We all perform better when we feel respected and valued for who we are and what we contribute. In other words, we all want to work in an inclusive environment. In these challenging ‘remote times’ it is even more important to practice caring, collaborative and inclusive leadership.
Why is Inclusion so Important?
With globalisation, clients, customers, suppliers and employees are all becoming increasingly diverse. We know that diversity has the potential to produce great results but we also know that diversity can only thrive in an inclusive environment. Numerous studies (from Deloitte, PWC, McKinsey and the World Economic Forum to name a few) report the positive impact of embracing diversity and providing an inclusive environment for all employees. These benefits include higher employee engagement, more creativity and innovation, holistic decision making and problem solving, better products and services, more market penetration, access to a wider talent pool and ultimately overall improved performance.
How to Create Inclusive Organisations? The Roadmap to Inclusive Organisations
We have developed a roadmap consisting of six practical stages to help organisations create an inclusive culture. We believe following a clear roadmap similar to the one suggested here will help keep things on track and guide organisations. The first five roadmap stages are general steps, while the sixth stage is specific to the needs of each area of diversity.
- Building awareness and the business case and commitment for D&I
Inclusion starts with (and is highly dependent on) the commitment of the senior executive team. Making senior leaders aware of the benefits of inclusion is important for gaining this commitment.
- Basics for individuals: Practical “Subconscious Bias”, and “Developing an inclusive leadership style” programs
Once leaders are onboard, subconscious biases need to be addressed both at an individual and organisational level. Ideally all employees go through very practical and action oriented subconscious bias programs followed by programs supporting leaders developing a more inclusive leadership style. These programs need then to be re-enforced through regular follow-up to ensure sustainable behavioural change.
- Basics for organisations: De-biasing organisational policies & practices, considering both internal and external stakeholders
Inclusive organisations continually re-evaluate their policies and practices to ensure they are bias free and provide opportunities for all employees to thrive. In addition to focusing on their employees, truly inclusive organisations also drive inclusion through their products and services as well as their interactions with external stakeholders.
- Involving diverse groups and levels of employees and external stakeholders

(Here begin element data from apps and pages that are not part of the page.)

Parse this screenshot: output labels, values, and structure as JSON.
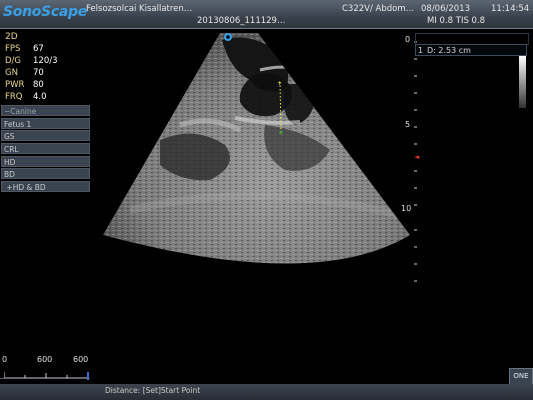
{
  "header": {
    "brand": "SonoScape",
    "patient_name": "Felsozsolcai Kisallatren…",
    "exam_id": "20130806_111129…",
    "probe": "C322V/ Abdom…",
    "date": "08/06/2013",
    "time": "11:14:54",
    "indices": "MI 0.8  TIS 0.8"
  },
  "imaging": {
    "mode": "2D",
    "params": [
      {
        "key": "FPS",
        "value": "67"
      },
      {
        "key": "D/G",
        "value": "120/3"
      },
      {
        "key": "GN",
        "value": "70"
      },
      {
        "key": "PWR",
        "value": "80"
      },
      {
        "key": "FRQ",
        "value": "4.0"
      }
    ]
  },
  "menu": {
    "items": [
      {
        "label": "Canine",
        "prefix": "−"
      },
      {
        "label": "Fetus 1",
        "prefix": ""
      },
      {
        "label": "GS",
        "prefix": ""
      },
      {
        "label": "CRL",
        "prefix": ""
      },
      {
        "label": "HD",
        "prefix": ""
      },
      {
        "label": "BD",
        "prefix": ""
      },
      {
        "label": "HD & BD",
        "prefix": "+"
      }
    ]
  },
  "depth_ruler": {
    "labels": [
      "0",
      "5",
      "10"
    ]
  },
  "measurement": {
    "index": "1",
    "text": "D: 2.53   cm"
  },
  "scale": {
    "labels": [
      "0",
      "600",
      "600"
    ]
  },
  "status_bar": {
    "text": "Distance: [Set]Start Point"
  },
  "buttons": {
    "one": "ONE"
  },
  "colors": {
    "brand": "#3aa0e6",
    "label": "#e9d78a",
    "marker_yellow": "#e8e83a",
    "marker_green": "#3ad03a",
    "focus_red": "#e03030"
  },
  "icons": [
    "orientation-marker-icon",
    "measurement-cursor-icon"
  ]
}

Throughout the process, it is essential to involve and consult diverse groups of stakeholders while setting up new, or modifying existing, policies and procedures.
- Flexible work arrangements for all
Introducing and encouraging flexible work arrangements benefits all employees, regardless of their gender, age and/or nationality, as it provides the opportunity for wider participation of the diverse population in the workforce. This could be especially powerful for female executives who may have left the workforce to start and raise a family.
- Specific interventions for diverse groups of employees and external stakeholders: Gender, culture, generations, etc.
(See examples of specific suggestions below)
THE ROADMAP TO GENDER EQUALITY IN ORGANISATIONS
Here are some examples of specific actions organisations can take in the areas of gender and cultural diversity.
- Focus on competent and gender-diverse hires and promotions. Set KPIs, targets for recruitment, promotion and succession planning. Use percentage growth goals rather than absolute number goals. This will help measure progress as well as keep leaders accountable.
- Use panels for hiring and promotion decisions to minimise the impact of subconscious biases.
- Provide extra career support for women by mentoring, sponsorship and gender-specific targeted leadership programs.
- Provide basic cultural awareness courses for all.
- Make country- and/or region-specific cultural training mandatory for all employees assigned to a foreign country.
- Provide cultural mentoring and coaching opportunities for high potential talent so that they can match headquarters’ and higher level management’s expectations regarding leadership behaviour.